Sign in
You can now bring your personalized Chrome experience with you to your Android phone or tablet. If you sign in to Chrome on your Android device, you can:
  • View open tabs: Access the tabs you left open on your computer (also signed into Chrome)—picking up exactly where you left off.
  • Get smarter suggestions: If you visit a site often on your computer, you'll also get an autocomplete suggestion for it on your mobile device, so you can spend less time typing.
  • Sync bookmarks: Conveniently access your favorite sites no matter where you are or which device you’re using.
Chrome is now available in Beta from Android Market, in select countries and languages for phones and tablets with Android 4.0, Ice Cream Sandwich. We’re eager to hear your feedback. Finally, we look forward to working closely with the developer community to create a better web on a platform that defines mobile.

(Cross-posted from the Chrome blog and the Official Google blog)

By Hiroshi Lockheimer, VP of Engineering, Android

The last year has been a phenomenal one for the Android ecosystem. Device activations grew 250% year-on-year, and the total number of app downloads from Android Market topped 11 billion. As the platform continues to grow, we’re focused on bringing you the best new features and innovations - including in security.

Adding a new layer to Android security
Today we’re revealing a service we’ve developed, codenamed Bouncer, which provides automated scanning of Android Market for potentially malicious software without disrupting the user experience of Android Market or requiring developers to go through an application approval process.

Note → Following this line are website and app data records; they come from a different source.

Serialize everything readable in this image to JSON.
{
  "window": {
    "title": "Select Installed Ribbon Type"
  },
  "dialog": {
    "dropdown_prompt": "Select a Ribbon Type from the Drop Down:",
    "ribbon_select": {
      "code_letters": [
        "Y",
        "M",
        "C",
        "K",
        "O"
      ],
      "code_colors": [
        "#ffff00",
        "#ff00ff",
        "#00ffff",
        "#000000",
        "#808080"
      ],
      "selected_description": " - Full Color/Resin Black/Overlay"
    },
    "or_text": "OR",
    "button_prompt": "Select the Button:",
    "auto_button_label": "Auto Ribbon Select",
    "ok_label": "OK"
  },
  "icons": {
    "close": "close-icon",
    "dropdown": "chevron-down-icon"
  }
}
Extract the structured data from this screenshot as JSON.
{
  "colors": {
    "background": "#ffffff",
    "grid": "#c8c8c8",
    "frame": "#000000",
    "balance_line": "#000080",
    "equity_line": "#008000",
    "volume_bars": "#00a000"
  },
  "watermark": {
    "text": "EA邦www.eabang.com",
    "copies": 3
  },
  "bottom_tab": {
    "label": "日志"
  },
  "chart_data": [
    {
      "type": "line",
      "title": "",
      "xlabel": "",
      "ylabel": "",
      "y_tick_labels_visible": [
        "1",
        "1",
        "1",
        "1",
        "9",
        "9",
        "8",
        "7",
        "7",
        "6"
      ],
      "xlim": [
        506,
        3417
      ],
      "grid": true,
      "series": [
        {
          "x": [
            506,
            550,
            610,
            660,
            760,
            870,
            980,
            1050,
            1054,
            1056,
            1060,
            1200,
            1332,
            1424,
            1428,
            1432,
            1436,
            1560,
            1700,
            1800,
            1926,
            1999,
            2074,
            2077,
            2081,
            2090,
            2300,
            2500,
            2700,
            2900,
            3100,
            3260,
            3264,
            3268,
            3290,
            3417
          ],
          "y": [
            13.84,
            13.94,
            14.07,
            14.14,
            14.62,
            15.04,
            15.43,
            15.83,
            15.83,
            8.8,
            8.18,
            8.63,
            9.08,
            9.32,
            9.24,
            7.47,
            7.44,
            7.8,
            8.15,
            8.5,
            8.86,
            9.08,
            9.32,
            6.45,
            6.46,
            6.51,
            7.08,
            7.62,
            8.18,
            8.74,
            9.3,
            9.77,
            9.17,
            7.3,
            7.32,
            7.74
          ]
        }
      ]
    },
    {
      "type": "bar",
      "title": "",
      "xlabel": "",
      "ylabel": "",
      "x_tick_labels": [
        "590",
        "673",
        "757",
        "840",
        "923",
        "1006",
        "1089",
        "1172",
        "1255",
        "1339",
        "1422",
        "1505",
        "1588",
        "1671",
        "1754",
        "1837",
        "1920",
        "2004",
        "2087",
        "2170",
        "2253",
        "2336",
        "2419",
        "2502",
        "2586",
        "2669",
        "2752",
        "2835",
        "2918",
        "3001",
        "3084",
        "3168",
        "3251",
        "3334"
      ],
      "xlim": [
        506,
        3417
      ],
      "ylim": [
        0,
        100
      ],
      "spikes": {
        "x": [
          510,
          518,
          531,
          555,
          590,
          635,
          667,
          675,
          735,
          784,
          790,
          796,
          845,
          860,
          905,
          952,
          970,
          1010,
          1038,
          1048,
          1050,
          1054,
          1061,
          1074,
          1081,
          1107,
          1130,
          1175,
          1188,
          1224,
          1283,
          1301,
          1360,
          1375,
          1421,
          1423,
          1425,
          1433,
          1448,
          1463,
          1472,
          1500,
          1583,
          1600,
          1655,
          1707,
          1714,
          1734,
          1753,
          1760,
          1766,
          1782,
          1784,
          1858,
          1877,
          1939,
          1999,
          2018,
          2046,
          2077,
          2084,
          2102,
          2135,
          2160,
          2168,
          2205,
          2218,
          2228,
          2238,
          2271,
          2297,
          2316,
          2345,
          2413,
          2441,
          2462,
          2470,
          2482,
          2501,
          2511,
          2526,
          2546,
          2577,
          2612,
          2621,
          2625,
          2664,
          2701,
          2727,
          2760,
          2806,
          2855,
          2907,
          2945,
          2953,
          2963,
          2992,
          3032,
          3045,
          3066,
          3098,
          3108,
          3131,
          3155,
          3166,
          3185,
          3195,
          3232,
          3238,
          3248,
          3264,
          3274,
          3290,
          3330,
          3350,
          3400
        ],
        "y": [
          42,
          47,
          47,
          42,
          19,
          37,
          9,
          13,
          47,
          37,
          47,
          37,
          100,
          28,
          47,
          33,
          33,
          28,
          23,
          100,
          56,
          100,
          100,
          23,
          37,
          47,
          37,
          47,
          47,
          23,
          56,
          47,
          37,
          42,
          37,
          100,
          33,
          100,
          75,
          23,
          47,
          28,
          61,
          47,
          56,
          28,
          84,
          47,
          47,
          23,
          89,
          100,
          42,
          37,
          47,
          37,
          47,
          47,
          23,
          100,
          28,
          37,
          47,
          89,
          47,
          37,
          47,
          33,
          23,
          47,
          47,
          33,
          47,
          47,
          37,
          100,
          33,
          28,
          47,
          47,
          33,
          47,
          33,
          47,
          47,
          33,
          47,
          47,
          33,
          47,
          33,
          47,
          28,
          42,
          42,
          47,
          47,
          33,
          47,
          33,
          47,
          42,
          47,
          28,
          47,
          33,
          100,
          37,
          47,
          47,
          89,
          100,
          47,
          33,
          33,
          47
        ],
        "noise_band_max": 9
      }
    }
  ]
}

The service performs a set of analyses on new applications, applications already in Android Market, and developer accounts. Here’s how it works: once an application is uploaded, the service immediately starts analyzing it for known malware, spyware and trojans. It also looks for behaviors that indicate an application might be misbehaving, and compares it against previously analyzed apps to detect possible red flags. We actually run every application on Google’s cloud infrastructure and simulate how it will run on an Android device to look for hidden, malicious behavior. We also analyze new developer accounts to help prevent malicious and repeat-offending developers from coming back.

Android malware downloads are decreasing
The service has been looking for malicious apps in Market for a while now, and between the first and second halves of 2011, we saw a 40% decrease in the number of potentially-malicious downloads from Android Market. This drop occurred at the same time that companies who market and sell anti-malware and security software have been reporting that malicious applications are on the rise. While it’s not possible to prevent bad people from building malware, the most important measurement is whether those bad applications are being installed from Android Market - and we know the rate is declining significantly.

Android makes malware less potent
In addition to using new services to help prevent malware, we designed Android from the beginning to make mobile malware less disruptive. In the PC model, malware has more potential to misuse your information. We learned from this approach, designing Android for Internet-connected devices. Some of Android’s core security features are:

  • Sandboxing: The Android platform uses a technique called “sandboxing” to put virtual walls between applications and other software on the device. So, if you download a malicious application, it can't access data on other parts of your phone and its potential harm is drastically limited.
  • Permissions: Android provides a permission system to help you understand the capabilities of the apps you install, and manage your own preferences. That way, if you see a game unnecessarily requests permission to send SMS, for example, you don’t need to install it.
  • Malware removal: Android is designed to prevent malware from modifying the platform or hiding from you, so it can be easily removed if your device is affected. Android Market also has the capability of remotely removing malware from your phone or tablet, if required.

No security approach is foolproof, and added scrutiny can often lead to important improvements. Our systems are getting better at detecting and eliminating malware every day, and we continue to invite the community to work with us to keep Android safe.